But attorney Robert Bennett ascribes another motive for the lawsuit against the President: money. To back up his claim, Bennett released an affidavit from George Cook, a Little Rock businessman who says he was approached last January by Danny Traylor, Jones’s lawyer at the time. Traylor wanted Cook to act as a go-between with the President, he said. In the affidavit, Cook quoted Traylor as admitting “his case was weak” but threatening to “embarrass [Clinton] publicly” if the President did not pay Jones to keep quiet. Cook also swore that Traylor said it would help if Clinton used his influence to get a job for Jones in California.
In February, Jones suddenly surfaced at the annual Conservative Political Action Conference in Washington to reveal that she was the Paula in the Spectator article—but to give a different version of the hotel meeting. At a press conference she blamed a state trooper—later identified as Ferguson (whom she is suing along with Clinton)—for being the source of the story that she had sex-with Clinton. But when reporters asked her directly if Clinton had threatened her in any way for refusing him, she replied, “No, he did not.”

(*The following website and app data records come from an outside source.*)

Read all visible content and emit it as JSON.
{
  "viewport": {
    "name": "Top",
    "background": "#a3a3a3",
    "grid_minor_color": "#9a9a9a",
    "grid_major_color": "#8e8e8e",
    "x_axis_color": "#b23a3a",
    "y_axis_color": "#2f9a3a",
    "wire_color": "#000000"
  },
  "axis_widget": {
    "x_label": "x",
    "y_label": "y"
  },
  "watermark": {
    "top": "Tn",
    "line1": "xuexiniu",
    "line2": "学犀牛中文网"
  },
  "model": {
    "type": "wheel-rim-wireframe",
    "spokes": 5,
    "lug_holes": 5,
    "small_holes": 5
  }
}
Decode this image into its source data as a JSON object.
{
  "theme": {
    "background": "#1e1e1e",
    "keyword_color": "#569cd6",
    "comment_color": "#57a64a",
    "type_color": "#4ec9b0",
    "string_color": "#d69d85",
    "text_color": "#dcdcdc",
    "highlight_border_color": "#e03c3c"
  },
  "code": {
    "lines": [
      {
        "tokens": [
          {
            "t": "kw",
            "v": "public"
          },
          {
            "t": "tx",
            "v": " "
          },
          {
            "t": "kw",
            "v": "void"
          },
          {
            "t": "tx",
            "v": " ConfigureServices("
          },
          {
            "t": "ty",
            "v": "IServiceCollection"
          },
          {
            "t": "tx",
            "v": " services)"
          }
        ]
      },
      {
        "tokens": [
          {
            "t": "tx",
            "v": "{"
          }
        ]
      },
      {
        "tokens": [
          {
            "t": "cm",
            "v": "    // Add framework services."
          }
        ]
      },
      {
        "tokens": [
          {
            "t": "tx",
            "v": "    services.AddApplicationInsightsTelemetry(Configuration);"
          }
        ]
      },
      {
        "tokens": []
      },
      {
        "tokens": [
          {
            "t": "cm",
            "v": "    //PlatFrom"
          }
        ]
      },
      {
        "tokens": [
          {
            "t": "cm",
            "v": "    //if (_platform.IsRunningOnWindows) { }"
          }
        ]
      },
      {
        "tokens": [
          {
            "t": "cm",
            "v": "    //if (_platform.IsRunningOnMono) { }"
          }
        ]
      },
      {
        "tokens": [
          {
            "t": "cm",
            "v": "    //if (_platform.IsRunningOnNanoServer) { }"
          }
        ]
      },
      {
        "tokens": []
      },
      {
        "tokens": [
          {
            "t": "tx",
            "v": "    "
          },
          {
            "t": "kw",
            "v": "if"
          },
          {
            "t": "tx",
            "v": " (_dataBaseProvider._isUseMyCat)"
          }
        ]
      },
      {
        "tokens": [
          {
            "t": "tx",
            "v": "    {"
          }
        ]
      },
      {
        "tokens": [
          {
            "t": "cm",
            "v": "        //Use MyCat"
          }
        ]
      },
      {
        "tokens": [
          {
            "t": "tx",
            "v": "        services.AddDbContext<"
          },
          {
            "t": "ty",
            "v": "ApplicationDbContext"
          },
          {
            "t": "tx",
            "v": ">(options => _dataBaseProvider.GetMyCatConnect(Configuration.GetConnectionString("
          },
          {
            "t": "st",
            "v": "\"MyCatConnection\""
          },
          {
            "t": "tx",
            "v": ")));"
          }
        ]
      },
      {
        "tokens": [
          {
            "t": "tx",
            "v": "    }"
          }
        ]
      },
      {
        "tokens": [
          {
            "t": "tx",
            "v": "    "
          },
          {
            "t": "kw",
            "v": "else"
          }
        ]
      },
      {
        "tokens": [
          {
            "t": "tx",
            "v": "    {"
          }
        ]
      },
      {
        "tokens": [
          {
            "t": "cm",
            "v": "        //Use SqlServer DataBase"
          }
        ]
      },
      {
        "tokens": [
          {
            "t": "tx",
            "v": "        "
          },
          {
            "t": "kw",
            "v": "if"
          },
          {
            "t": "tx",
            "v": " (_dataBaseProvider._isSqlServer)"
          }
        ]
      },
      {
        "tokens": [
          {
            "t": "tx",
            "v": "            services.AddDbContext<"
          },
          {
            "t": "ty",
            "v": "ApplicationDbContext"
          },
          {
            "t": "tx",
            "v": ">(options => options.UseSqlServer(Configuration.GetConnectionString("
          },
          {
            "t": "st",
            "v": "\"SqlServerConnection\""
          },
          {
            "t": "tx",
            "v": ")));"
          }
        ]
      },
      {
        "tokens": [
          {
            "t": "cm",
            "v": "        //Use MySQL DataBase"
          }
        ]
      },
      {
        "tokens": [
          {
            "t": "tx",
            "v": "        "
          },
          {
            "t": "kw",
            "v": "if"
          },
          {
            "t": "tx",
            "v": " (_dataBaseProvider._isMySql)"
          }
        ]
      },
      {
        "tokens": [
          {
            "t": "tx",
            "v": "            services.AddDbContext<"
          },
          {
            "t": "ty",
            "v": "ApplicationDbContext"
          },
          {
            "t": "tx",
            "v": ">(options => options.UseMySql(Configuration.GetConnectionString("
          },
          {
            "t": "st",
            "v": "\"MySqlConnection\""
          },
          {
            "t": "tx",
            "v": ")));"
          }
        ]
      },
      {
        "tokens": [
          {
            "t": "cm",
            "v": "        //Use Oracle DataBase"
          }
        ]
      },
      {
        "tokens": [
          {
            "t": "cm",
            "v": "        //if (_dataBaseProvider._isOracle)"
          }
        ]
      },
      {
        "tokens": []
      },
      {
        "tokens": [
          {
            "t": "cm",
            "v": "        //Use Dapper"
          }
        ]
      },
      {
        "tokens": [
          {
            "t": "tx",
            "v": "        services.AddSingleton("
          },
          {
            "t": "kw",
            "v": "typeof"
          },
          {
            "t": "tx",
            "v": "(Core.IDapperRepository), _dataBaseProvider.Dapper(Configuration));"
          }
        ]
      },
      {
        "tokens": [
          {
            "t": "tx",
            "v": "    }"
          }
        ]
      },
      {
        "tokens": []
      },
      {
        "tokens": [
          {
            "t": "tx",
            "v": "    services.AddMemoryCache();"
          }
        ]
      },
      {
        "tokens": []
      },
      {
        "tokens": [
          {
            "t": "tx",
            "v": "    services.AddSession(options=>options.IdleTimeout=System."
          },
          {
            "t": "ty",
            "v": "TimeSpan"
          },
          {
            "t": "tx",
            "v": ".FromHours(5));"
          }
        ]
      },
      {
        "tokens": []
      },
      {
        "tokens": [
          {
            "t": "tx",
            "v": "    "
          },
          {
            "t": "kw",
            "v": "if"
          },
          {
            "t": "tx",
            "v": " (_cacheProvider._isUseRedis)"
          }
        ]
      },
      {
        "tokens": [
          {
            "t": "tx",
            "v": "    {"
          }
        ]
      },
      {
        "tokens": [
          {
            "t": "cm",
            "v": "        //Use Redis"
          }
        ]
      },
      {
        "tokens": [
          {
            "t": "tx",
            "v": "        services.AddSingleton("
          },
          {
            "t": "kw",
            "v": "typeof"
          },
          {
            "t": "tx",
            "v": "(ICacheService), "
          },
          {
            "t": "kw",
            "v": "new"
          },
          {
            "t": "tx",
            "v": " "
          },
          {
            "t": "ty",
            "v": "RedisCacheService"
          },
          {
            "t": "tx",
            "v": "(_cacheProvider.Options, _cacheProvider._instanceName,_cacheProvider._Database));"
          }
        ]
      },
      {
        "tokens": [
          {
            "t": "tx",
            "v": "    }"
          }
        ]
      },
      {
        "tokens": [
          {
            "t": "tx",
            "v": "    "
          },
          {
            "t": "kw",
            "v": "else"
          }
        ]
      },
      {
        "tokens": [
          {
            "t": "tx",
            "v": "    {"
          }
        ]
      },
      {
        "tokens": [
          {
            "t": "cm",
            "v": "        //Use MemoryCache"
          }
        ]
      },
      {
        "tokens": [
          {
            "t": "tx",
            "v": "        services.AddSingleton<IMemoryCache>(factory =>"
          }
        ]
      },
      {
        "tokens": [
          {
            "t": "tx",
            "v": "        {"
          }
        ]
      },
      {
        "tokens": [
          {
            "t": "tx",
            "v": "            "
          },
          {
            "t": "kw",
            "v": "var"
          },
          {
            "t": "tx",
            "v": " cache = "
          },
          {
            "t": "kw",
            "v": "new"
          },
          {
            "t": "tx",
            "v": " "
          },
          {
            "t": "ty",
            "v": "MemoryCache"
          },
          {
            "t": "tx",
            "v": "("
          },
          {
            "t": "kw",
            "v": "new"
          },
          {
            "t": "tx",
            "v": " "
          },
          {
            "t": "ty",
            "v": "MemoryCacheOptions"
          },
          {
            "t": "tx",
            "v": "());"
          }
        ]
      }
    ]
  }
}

This first public appearance was arranged by Cliff Jackson, a Little Rock Republican lawyer and long-lime Clinton antagonist. In April, Jones appeared on televangelist Pat Robertson’s 700 Club and said Clinton lowered his pants and asked her to perform a sex act. “I felt dirty,” she said. “I felt raped. Whether he touched me or not, it was disgusting what he did.”
Some neighbors in Long Beach have little good to say about the Joneses, who moved into their one-bedroom apartment in December and have reportedly been unusually rude and combative over issues involving parking spaces and cleaning up after their dog. Paula, says a former management worker, has “the mouth of a truck driver sometimes.” And a tenant reports that the Joneses have had loud, raucous fights, recently over money and Paula’s lack of employment. (Last week, leaders of the right wing Legal Affairs Council, which raised money for Oliver North, and the Christian Defense Coalition, announced they were starting a fund to pay Jones’s legal fees, which could top $l million.)
It is not clear how long the couple will stay in Los Angeles, but Paula would apparently prefer to move back to Arkansas. “I hate all you people in California,” she shouted at one of her neighbors during an argument. “All you do is complain and sue each other.”
JANE SIMS PODESTA, KATE KLISE, JANE SANDERSON and JOSEPH HARMES in Little Rock, TOM CUNNEFF, JOHNNY DODD and LYNDON STAMBLER in Los Angeles, CLARE MEAD ROSEN in Memphis, and bureau reports